As the school year nears to an end, parents get excited about their children coming home. At the same time, the parents are fearful of what condition their home will be in, once they return home in the evenings. Not to mention, the complaints of loud noise, and screaming children running through the yards from the neighbors. The children are doing all they can do to have fun. The kids have been waiting for “school to get out”. They will still see their friends during the summer. When school resumes, it will be just like “old times” with the same friends and same teachers, or maybe not?
Children do not realize that sometimes, teachers do not come back. I know, as a former teacher, I had three kids in particular who swore to me they could not write a rhyming poem. Two of them wrote the most sarcastic and rude poems toward me. Another teacher read them and told me she would have those boys written up. I simply reminded her I asked the boys for a rhyming poem.

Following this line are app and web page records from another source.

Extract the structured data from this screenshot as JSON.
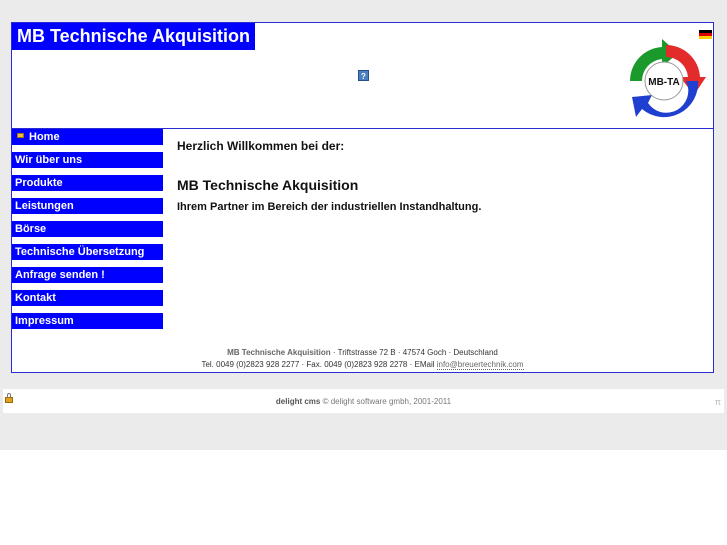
{
  "header": {
    "title": "MB Technische Akquisition",
    "help_label": "?",
    "logo_text": "MB-TA",
    "flag_colors": [
      "#000000",
      "#dd0000",
      "#ffce00"
    ]
  },
  "nav": {
    "items": [
      {
        "label": "Home"
      },
      {
        "label": "Wir über uns"
      },
      {
        "label": "Produkte"
      },
      {
        "label": "Leistungen"
      },
      {
        "label": "Börse"
      },
      {
        "label": "Technische Übersetzung"
      },
      {
        "label": "Anfrage senden !"
      },
      {
        "label": "Kontakt"
      },
      {
        "label": "Impressum"
      }
    ]
  },
  "content": {
    "welcome": "Herzlich Willkommen bei der:",
    "company": "MB Technische Akquisition",
    "partner": "Ihrem Partner im Bereich der industriellen Instandhaltung."
  },
  "footer": {
    "name": "MB Technische Akquisition",
    "address": " · Triftstrasse 72 B · 47574 Goch · Deutschland",
    "contact": "Tel. 0049 (0)2823 928 2277 · Fax. 0049 (0)2823 928 2278 · EMail ",
    "email": "info@breuertechnik.com"
  },
  "cms_bar": {
    "brand": "delight cms",
    "copyright": " © delight software gmbh, 2001-2011",
    "pi": "π"
  },
  "colors": {
    "nav_bg": "#0000ff",
    "border": "#2b2bd6",
    "logo_red": "#e32b2b",
    "logo_green": "#1a9a2a",
    "logo_blue": "#1f3fd0"
  }
}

I got exactly what I asked for. If the poems would have been vulgar or contained profanity, that is something else. The poems didn’t, though. The writer read their poem, and I do not know who laughed more, him or me.
Although, I did have one student who found out my last day was approaching three weeks prior to the end of school. I did not want to tell the students as I had all senior classes, and testing was approaching. He wrote his poem, but refused to read it. He gave it to me the day before I left. It included all of the elements, and it expressed his gratitude, and his struggle with English, until I became his teacher. I was the only teacher he had ever had that would sit in a desk beside you, as if you I were a student. He finished his poem restating how just when he had finally began to understand, I was leaving. I tried to get him to understand that it was his willingness to learn that made him “know English now”.

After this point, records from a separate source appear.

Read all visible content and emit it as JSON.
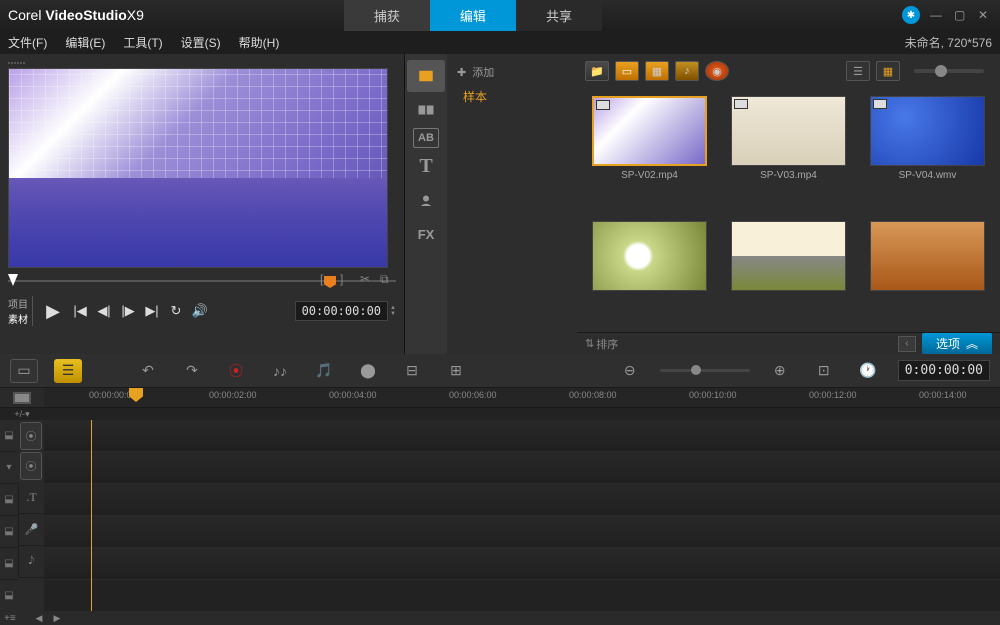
{
  "app": {
    "name_a": "Corel",
    "name_b": "VideoStudio",
    "name_c": "X9"
  },
  "titlebar_tabs": {
    "capture": "捕获",
    "edit": "编辑",
    "share": "共享"
  },
  "menu": {
    "file": "文件(F)",
    "edit": "编辑(E)",
    "tools": "工具(T)",
    "settings": "设置(S)",
    "help": "帮助(H)"
  },
  "project_info": "未命名, 720*576",
  "preview": {
    "mode_project": "项目",
    "mode_clip": "素材",
    "timecode": "00:00:00:00"
  },
  "library": {
    "add": "添加",
    "folder": "样本",
    "sort": "排序",
    "options": "选项",
    "clips": [
      {
        "name": "SP-V02.mp4"
      },
      {
        "name": "SP-V03.mp4"
      },
      {
        "name": "SP-V04.wmv"
      },
      {
        "name": ""
      },
      {
        "name": ""
      },
      {
        "name": ""
      }
    ]
  },
  "timeline": {
    "timecode": "0:00:00:00",
    "ruler": [
      "00:00:00:00",
      "00:00:02:00",
      "00:00:04:00",
      "00:00:06:00",
      "00:00:08:00",
      "00:00:10:00",
      "00:00:12:00",
      "00:00:14:00"
    ],
    "ruler_sub": "+/-▾"
  }
}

I told him about one of my favorite children’s book, “Thank You, Mr. Falker,” written by Patricia Polacco. The book was written about her own awful experience of being made fun of and being bullied because she could not read. Finally when she was in 7th grade or somewhere around there, she found herself in a class with a brand new teacher named Mr. Falker who taught her to read for the first time in her life. I never knew how true that could be myself until I entered high school Algebra I. I had struggled through 7th and 8th grade Math, all because of Algebra.
I walked into the door of Algebra I as David Hillman held the door greeting the students. I sat taking notes as he explained the problems on the board. After I failed my first test, Mr. Hillman asked me if I had trouble keeping up. I lied and told him I did not study. I did not want him to think there was something wrong with me. I stayed up late at night, but my parents didn’t remember how to do Algebra and my sister was one of his best students. Finally, I asked Sheri, my sister, how she did so good in Math? She told me if I had Mr. Hillman, I would be fine. Just ask him if I had a problem.

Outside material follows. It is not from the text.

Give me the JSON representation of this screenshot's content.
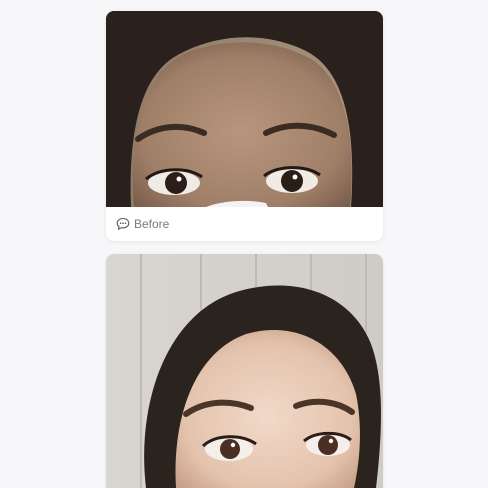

The next day when class dismissed, I told Mr. Hillman, my problems, my fib, my fears, and what I was told. Mr. Hillman did not jump in a phone booth and come out wearing a red cape, but he may as well. Today, Math is not a subject I have problems with. I contribute it all to Mr. David Hillman from Caldwell Parish High School.
I wanted to write this on what teachers leave behind, because as our kids progress to the next level in school and go on to graduate, we never see it. I am not saying you do not have smart kids. I’m saying, as in my situation, when it comes to Math, Mr. Hillman and I made a great team, and I would not have done it without him. My daughter Jesse would not have made it without him. From the endless additions of thanks and remembrances from classes and individuals as Mr. Hillman announced his retirement for the second time; after 42 years of teaching this man has definitely given all of himself to his job. He did not do it because he wanted riches. All teachers know this is not a profession for that. You teach because you want to. You teach because you love kids, and the sound of their laughter. You teach because of the joy you see on student’s face, when he or she has realized their dilemma has been conquered. You teach for what you leave behind. Thank you Mr. Hillman for what you left behind, a legacy of professionalism, education and memories.
Published May 10, 2013, Ruston Daily Leader, The Park Bench.